No. I don’t think so, sir. I think we’d be a lot better off if so many people didn’t want guns, didn’t consider them a necessary component of their manhood.
But I do I think people ought to be able to buy guns.
I’ve thought a lot about this and I’ve written a lot about this and I think that it’s important for a free society that ordinary citizens be allowed to own guns. I’m not really opposed to licensing guns, or to reasonable restrictions on what kinds of guns people can legally own, but in principle I believe we have a right to bear arms.
And I honestly believe we have to pay for that. I understand there will be some collateral damage, that we cannot make the world safe.
But I’ll tell you something else. A lot of you — a lot of us — have a problem with guns. A lot of us are more than a little sick. I know this because every time I write about the subject I get a flood of letters, a frightening percentage of which are nutty and obscene and just plain stupid. I’ve been to gun shows, I’ve read the gun porn magazines and I know that there are people out there who are obsessed with their guns, who have an erotic fascination with handguns, who respond to their greasy ratcheting and ultimate potentialities.
There’s something cool about holding something that could forever change the arc of history in your very own hand— you shoot the right person and you could start or prevent a war, you can obliterate your enemy. You can show them all.
Like James Holmes did.
I know there are plenty of good people who own guns, who hunt or maybe just feel a little safer with a chief’s special tucked under their pillow. I understand that; though I might not agree it makes them safer, if it is what they want to do then it’s all right with me. I won’t get into a statistics-spouting argument with them.
But you others, you come on.
Go ahead, you law-abiding patriots, write your letters. Have your catharsis, do your worst. You know who you are, you sick death-loving gorehounds. You with the literature and the martial lust and the “Kill ’em all, let God sort ’em out” mentality. Come on, I’m sick of your fringe loony goof talk carrying the day, of reasonable decent people being shouted down and run off by your tough words and your supposed political clout. I’m tired of kids and cops and good people dying because you think you’ve got a right to a cheap Uzi knock-off. You goons have got to lose this one.
Hey, you in the camos with the tattoos who never spent a day in the service of your country, you explain to the ones left behind, the mothers and the fathers and the survivors feeling guilty because they felt lucky when they realized that they were going to live and not be cut apart and drained out by the bullets that, after all, as we all know, don’t kill people, that what happened had nothing to do with the climate you guys have helped to create, that the creepy stuff with which you furnish your fantasies has nothing to do with the corpses of moviegoers.

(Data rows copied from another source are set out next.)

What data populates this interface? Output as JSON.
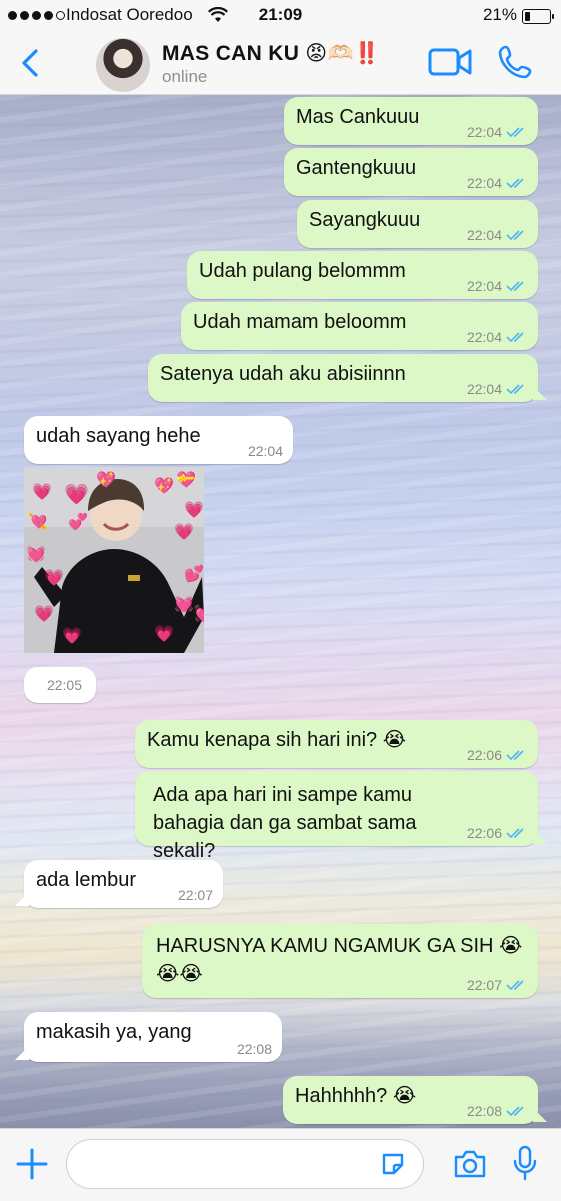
{
  "status_bar": {
    "carrier": "Indosat Ooredoo",
    "time": "21:09",
    "battery_percent": "21%",
    "battery_level": 0.21,
    "signal_bars_filled": 4,
    "signal_bars_total": 5
  },
  "header": {
    "back_icon": "chevron-left-icon",
    "contact_name": "MAS CAN KU 😡🫶🏻‼️",
    "contact_status": "online",
    "video_icon": "video-camera-icon",
    "call_icon": "phone-icon"
  },
  "messages": [
    {
      "dir": "out",
      "text": "Mas Cankuuu",
      "time": "22:04",
      "read": true
    },
    {
      "dir": "out",
      "text": "Gantengkuuu",
      "time": "22:04",
      "read": true
    },
    {
      "dir": "out",
      "text": "Sayangkuuu",
      "time": "22:04",
      "read": true
    },
    {
      "dir": "out",
      "text": "Udah pulang belommm",
      "time": "22:04",
      "read": true
    },
    {
      "dir": "out",
      "text": "Udah mamam beloomm",
      "time": "22:04",
      "read": true
    },
    {
      "dir": "out",
      "text": "Satenya udah aku abisiinnn",
      "time": "22:04",
      "read": true
    },
    {
      "dir": "in",
      "text": "udah sayang hehe",
      "time": "22:04"
    },
    {
      "dir": "in",
      "type": "image",
      "time": "22:05"
    },
    {
      "dir": "out",
      "text": "Kamu kenapa sih hari ini? 😭",
      "time": "22:06",
      "read": true
    },
    {
      "dir": "out",
      "text": "Ada apa hari ini sampe kamu bahagia dan ga sambat sama sekali?",
      "time": "22:06",
      "read": true
    },
    {
      "dir": "in",
      "text": "ada lembur",
      "time": "22:07"
    },
    {
      "dir": "out",
      "text": "HARUSNYA KAMU NGAMUK GA SIH 😭😭😭",
      "time": "22:07",
      "read": true
    },
    {
      "dir": "in",
      "text": "makasih ya, yang",
      "time": "22:08"
    },
    {
      "dir": "out",
      "text": "Hahhhhh? 😭",
      "time": "22:08",
      "read": true
    }
  ],
  "input_bar": {
    "plus_icon": "plus-icon",
    "placeholder": "",
    "sticker_icon": "sticker-icon",
    "camera_icon": "camera-icon",
    "mic_icon": "microphone-icon"
  },
  "colors": {
    "accent": "#1a8cff",
    "outgoing_bubble": "#dcf8c6",
    "incoming_bubble": "#ffffff",
    "read_ticks": "#4fb3f6"
  }
}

You tell them it is the permissive people who created a country where things like this happen, you tell them that Ted Kennedy’s car has killed more people than your gun, you tell them that you’re their last best hope when the black-clad storm troopers come kicking down the door.

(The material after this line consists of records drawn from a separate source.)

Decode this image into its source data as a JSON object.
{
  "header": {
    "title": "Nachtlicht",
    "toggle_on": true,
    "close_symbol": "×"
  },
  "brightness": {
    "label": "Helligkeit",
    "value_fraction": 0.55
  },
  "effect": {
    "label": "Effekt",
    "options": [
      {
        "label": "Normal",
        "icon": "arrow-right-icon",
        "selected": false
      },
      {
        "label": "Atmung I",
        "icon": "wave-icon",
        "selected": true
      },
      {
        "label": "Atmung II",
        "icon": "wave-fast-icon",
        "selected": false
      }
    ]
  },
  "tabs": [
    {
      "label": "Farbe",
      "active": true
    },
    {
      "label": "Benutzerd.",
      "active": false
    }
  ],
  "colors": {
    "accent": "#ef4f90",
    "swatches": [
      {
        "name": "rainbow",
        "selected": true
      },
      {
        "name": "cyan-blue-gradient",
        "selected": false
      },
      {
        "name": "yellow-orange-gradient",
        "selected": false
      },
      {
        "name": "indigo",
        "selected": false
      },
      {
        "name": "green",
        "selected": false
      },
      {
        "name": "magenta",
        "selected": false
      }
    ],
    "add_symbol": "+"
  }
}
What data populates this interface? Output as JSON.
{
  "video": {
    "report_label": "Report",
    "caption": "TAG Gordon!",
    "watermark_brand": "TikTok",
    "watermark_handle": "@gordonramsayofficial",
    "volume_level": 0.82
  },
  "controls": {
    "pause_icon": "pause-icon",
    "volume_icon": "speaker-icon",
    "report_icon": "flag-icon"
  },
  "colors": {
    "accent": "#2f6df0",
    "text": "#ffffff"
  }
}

You tell them that guns had nothing to do with what happened in Aurora, you look those mothers and fathers in the eye and you tell them that.

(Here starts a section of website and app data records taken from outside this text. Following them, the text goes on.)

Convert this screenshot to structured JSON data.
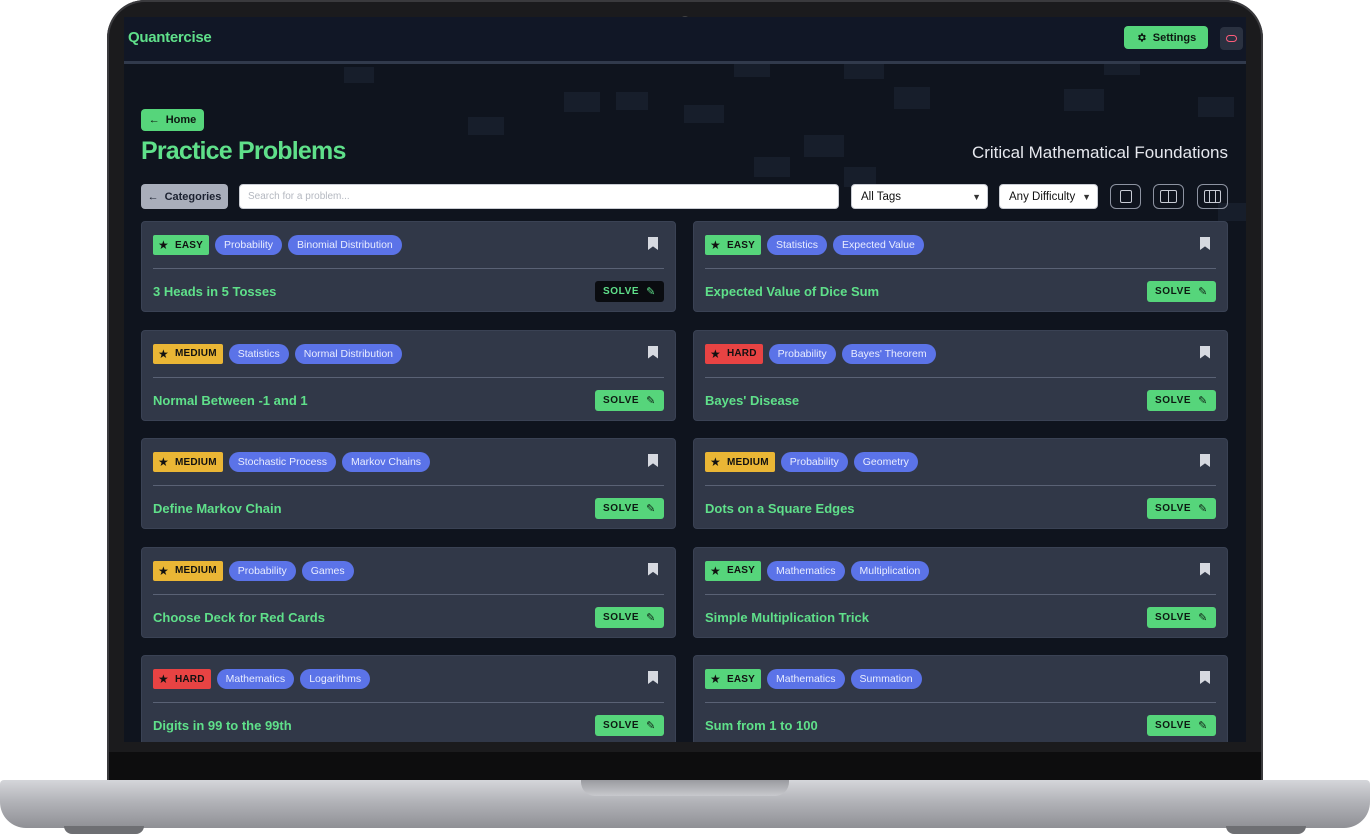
{
  "app": {
    "brand": "Quantercise",
    "settings_label": "Settings"
  },
  "icons": {
    "settings": "gear-icon",
    "theme": "toggle-icon",
    "back": "arrow-left-icon",
    "bookmark": "bookmark-icon",
    "solve": "pencil-icon",
    "difficulty": "star-icon"
  },
  "nav": {
    "home_label": "Home",
    "categories_label": "Categories"
  },
  "page": {
    "title": "Practice Problems",
    "subtitle": "Critical Mathematical Foundations"
  },
  "filters": {
    "search_placeholder": "Search for a problem...",
    "tags_selected": "All Tags",
    "difficulty_selected": "Any Difficulty"
  },
  "colors": {
    "accent": "#56d57b",
    "easy": "#56d57b",
    "medium": "#eab635",
    "hard": "#e84343",
    "tag": "#5b73e8"
  },
  "problems": [
    {
      "difficulty": "EASY",
      "tags": [
        "Probability",
        "Binomial Distribution"
      ],
      "title": "3 Heads in 5 Tosses",
      "solve": "SOLVE"
    },
    {
      "difficulty": "EASY",
      "tags": [
        "Statistics",
        "Expected Value"
      ],
      "title": "Expected Value of Dice Sum",
      "solve": "SOLVE"
    },
    {
      "difficulty": "MEDIUM",
      "tags": [
        "Statistics",
        "Normal Distribution"
      ],
      "title": "Normal Between -1 and 1",
      "solve": "SOLVE"
    },
    {
      "difficulty": "HARD",
      "tags": [
        "Probability",
        "Bayes' Theorem"
      ],
      "title": "Bayes' Disease",
      "solve": "SOLVE"
    },
    {
      "difficulty": "MEDIUM",
      "tags": [
        "Stochastic Process",
        "Markov Chains"
      ],
      "title": "Define Markov Chain",
      "solve": "SOLVE"
    },
    {
      "difficulty": "MEDIUM",
      "tags": [
        "Probability",
        "Geometry"
      ],
      "title": "Dots on a Square Edges",
      "solve": "SOLVE"
    },
    {
      "difficulty": "MEDIUM",
      "tags": [
        "Probability",
        "Games"
      ],
      "title": "Choose Deck for Red Cards",
      "solve": "SOLVE"
    },
    {
      "difficulty": "EASY",
      "tags": [
        "Mathematics",
        "Multiplication"
      ],
      "title": "Simple Multiplication Trick",
      "solve": "SOLVE"
    },
    {
      "difficulty": "HARD",
      "tags": [
        "Mathematics",
        "Logarithms"
      ],
      "title": "Digits in 99 to the 99th",
      "solve": "SOLVE"
    },
    {
      "difficulty": "EASY",
      "tags": [
        "Mathematics",
        "Summation"
      ],
      "title": "Sum from 1 to 100",
      "solve": "SOLVE"
    }
  ]
}
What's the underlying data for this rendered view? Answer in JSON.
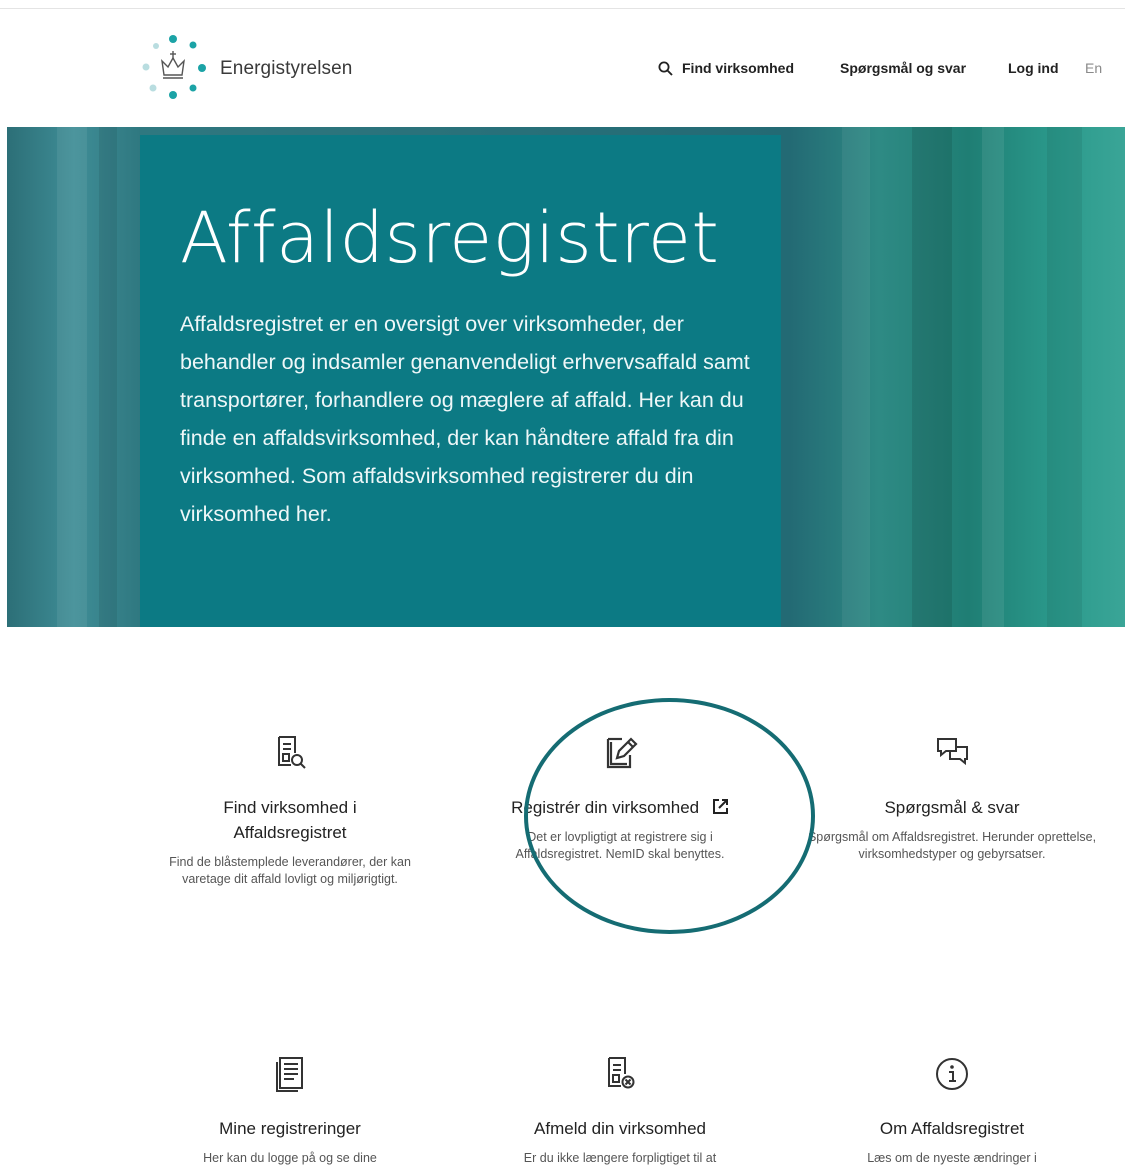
{
  "header": {
    "logo_text": "Energistyrelsen",
    "nav": {
      "find": "Find virksomhed",
      "faq": "Spørgsmål og svar",
      "login": "Log ind",
      "lang": "En"
    }
  },
  "hero": {
    "title": "Affaldsregistret",
    "text": "Affaldsregistret er en oversigt over virksomheder, der behandler og indsamler genanvendeligt erhvervsaffald samt transportører, forhandlere og mæglere af affald. Her kan du finde en affaldsvirksomhed, der kan håndtere affald fra din virksomhed. Som affaldsvirksomhed registrerer du din virksomhed her."
  },
  "cards": [
    {
      "icon": "document-search-icon",
      "title": "Find virksomhed i Affaldsregistret",
      "desc": "Find de blåstemplede leverandører, der kan varetage dit affald lovligt og miljørigtigt."
    },
    {
      "icon": "edit-document-icon",
      "title": "Registrér din virksomhed",
      "desc": "Det er lovpligtigt at registrere sig i Affaldsregistret. NemID skal benyttes."
    },
    {
      "icon": "chat-bubbles-icon",
      "title": "Spørgsmål & svar",
      "desc": "Spørgsmål om Affaldsregistret. Herunder oprettelse, virksomhedstyper og gebyrsatser."
    },
    {
      "icon": "document-list-icon",
      "title": "Mine registreringer",
      "desc": "Her kan du logge på og se dine"
    },
    {
      "icon": "document-remove-icon",
      "title": "Afmeld din virksomhed",
      "desc": "Er du ikke længere forpligtiget til at"
    },
    {
      "icon": "info-icon",
      "title": "Om Affaldsregistret",
      "desc": "Læs om de nyeste ændringer i"
    }
  ],
  "colors": {
    "brand_teal": "#0c7a84",
    "logo_teal": "#1ba3a6",
    "annotation_circle": "#156c73"
  }
}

You tell them that this is just an aberration, just a tragedy, nothing that could be helped. Just tell them that.